An April 21 article in the New York Times entitled "New Genetic Tests for Breast Cancer Hold Promise" discussed the following:
"A Silicon Valley start-up with some big-name backers is threatening to upend genetic screening for breast and ovarian cancer by offering a test on a sample of saliva that is so inexpensive that most women could get it. At the same time, the nation’s two largest clinical laboratories, Quest Diagnostics and LabCorp, normally bitter rivals, are joining with French researchers to pool their data to better interpret mutations in the two main breast cancer risk genes, known as BRCA1 and BRCA2. Other companies and laboratories are being invited to join the effort, called BRCA Share."
This is a very thought-provoking article and attractive to a population that is interested and concerned about hereditary mutations and cancer risk. The cost is affordable to many and the company, Color, is working on a financial assistance program for those who cannot pay even the $249.00 cost of testing.
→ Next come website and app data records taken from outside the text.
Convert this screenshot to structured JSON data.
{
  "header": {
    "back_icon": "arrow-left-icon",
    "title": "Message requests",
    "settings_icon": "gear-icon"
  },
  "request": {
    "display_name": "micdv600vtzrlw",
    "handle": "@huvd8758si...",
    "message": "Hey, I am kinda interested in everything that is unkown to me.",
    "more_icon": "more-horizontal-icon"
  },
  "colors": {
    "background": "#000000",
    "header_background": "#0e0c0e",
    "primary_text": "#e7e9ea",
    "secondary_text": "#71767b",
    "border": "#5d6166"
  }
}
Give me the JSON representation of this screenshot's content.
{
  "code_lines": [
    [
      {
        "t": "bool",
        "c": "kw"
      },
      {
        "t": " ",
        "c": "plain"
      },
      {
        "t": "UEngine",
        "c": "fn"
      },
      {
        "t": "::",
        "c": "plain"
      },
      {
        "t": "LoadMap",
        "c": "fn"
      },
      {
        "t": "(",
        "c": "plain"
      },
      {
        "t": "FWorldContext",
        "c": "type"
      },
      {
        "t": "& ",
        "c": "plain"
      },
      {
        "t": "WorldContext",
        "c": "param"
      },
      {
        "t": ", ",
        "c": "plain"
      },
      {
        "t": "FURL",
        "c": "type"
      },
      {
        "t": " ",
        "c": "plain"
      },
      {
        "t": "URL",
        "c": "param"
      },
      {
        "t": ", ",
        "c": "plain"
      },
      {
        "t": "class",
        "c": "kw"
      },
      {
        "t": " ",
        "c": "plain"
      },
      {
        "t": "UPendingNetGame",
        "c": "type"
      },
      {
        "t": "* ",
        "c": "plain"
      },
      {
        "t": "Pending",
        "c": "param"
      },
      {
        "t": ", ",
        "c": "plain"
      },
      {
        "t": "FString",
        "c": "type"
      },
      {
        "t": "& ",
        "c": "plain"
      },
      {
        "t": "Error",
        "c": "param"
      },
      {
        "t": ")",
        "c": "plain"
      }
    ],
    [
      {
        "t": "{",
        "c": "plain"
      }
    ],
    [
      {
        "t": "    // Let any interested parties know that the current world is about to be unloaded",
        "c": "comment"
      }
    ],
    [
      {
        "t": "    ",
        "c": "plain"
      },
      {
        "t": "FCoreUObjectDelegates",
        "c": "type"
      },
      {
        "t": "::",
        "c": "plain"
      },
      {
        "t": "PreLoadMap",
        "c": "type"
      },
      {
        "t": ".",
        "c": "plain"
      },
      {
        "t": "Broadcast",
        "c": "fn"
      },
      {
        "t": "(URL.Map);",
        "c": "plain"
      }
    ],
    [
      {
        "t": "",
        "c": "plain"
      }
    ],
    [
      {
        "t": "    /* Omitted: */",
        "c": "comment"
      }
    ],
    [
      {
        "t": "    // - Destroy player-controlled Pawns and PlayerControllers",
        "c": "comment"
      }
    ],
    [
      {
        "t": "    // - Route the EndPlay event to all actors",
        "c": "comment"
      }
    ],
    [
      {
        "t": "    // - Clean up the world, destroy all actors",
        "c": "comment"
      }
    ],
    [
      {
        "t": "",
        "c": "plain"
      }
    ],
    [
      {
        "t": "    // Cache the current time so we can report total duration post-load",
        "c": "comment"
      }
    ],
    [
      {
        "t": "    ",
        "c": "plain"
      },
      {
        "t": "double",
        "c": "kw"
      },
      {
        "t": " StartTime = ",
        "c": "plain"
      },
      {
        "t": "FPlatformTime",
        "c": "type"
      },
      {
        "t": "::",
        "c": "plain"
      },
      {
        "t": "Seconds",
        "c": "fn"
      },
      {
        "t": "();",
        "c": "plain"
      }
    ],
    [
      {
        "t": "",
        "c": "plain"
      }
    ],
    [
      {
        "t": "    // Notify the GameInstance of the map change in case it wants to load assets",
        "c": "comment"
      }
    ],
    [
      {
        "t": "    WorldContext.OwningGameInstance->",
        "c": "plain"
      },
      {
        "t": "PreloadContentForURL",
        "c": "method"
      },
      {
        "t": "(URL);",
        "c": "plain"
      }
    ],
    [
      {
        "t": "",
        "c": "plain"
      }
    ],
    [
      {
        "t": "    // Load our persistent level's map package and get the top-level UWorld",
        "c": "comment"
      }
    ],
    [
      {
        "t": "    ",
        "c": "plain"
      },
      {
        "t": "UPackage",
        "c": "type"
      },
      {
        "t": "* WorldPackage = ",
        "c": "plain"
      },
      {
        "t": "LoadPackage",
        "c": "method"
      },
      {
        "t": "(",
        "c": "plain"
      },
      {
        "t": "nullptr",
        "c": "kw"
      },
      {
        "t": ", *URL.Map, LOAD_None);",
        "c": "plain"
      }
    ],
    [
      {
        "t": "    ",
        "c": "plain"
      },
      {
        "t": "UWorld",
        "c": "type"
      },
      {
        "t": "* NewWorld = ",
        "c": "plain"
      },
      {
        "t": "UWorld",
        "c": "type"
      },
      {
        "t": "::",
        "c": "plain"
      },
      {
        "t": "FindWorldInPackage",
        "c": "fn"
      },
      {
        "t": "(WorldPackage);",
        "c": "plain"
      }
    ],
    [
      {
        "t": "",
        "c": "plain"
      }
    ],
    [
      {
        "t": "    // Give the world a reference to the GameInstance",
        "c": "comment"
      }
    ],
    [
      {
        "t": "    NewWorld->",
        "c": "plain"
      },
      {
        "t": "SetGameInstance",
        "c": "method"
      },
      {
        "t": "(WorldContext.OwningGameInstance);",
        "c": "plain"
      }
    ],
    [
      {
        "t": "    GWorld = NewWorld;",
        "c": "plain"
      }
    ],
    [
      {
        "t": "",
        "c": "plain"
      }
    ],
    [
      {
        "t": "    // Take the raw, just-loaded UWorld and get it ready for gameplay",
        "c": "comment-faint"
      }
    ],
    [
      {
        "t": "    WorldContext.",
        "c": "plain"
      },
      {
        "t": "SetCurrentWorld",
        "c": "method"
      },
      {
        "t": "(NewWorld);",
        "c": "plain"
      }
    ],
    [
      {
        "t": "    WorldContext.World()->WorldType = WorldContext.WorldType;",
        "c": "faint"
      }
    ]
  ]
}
As a cancer risk assessment professional who counsels, evaluates, educates and recommends testing to men and women who have personal/family histories of cancer on a daily basis, these are my concerns and questions I would ask:
- What is the platform or technology they are using to do the testing at this price?
- How deep and wide do they sequence the DNA, do they test for deletions and duplications of the DNA?
- Does their testing compare with the major genetic laboratories that have been establish for years and have a known track record?
- Is this test even necessary?
- Can I trust an employee of the lab to order the test that is right for me? Isn’t this a conflict of interest?
- Will there be counseling to help the patient understand the need and advisability of testing and will it be done before or after the testing or both?
- Who will help the patient interpret the test results?
- Who will make the recommendations for follow-up?
- Who will follow the person long term to carry out the recommendations made?
- Will the recommendations be sound, considering the lack of information we currently possess about some of the more rare mutations?
- Will unnecessary procedures/surgeries be done that endanger lives?
Most of these questions were asked in the article but bear serious consideration before embarking on this hereditary journey. There are medical and genetic professionals here in our community who can walk with you in making decisions about genetic testing and guide you to established and reputable genetic labs in this country who offer genetic testing though your insurance or with financial assistance if your insurance does not cover the testing.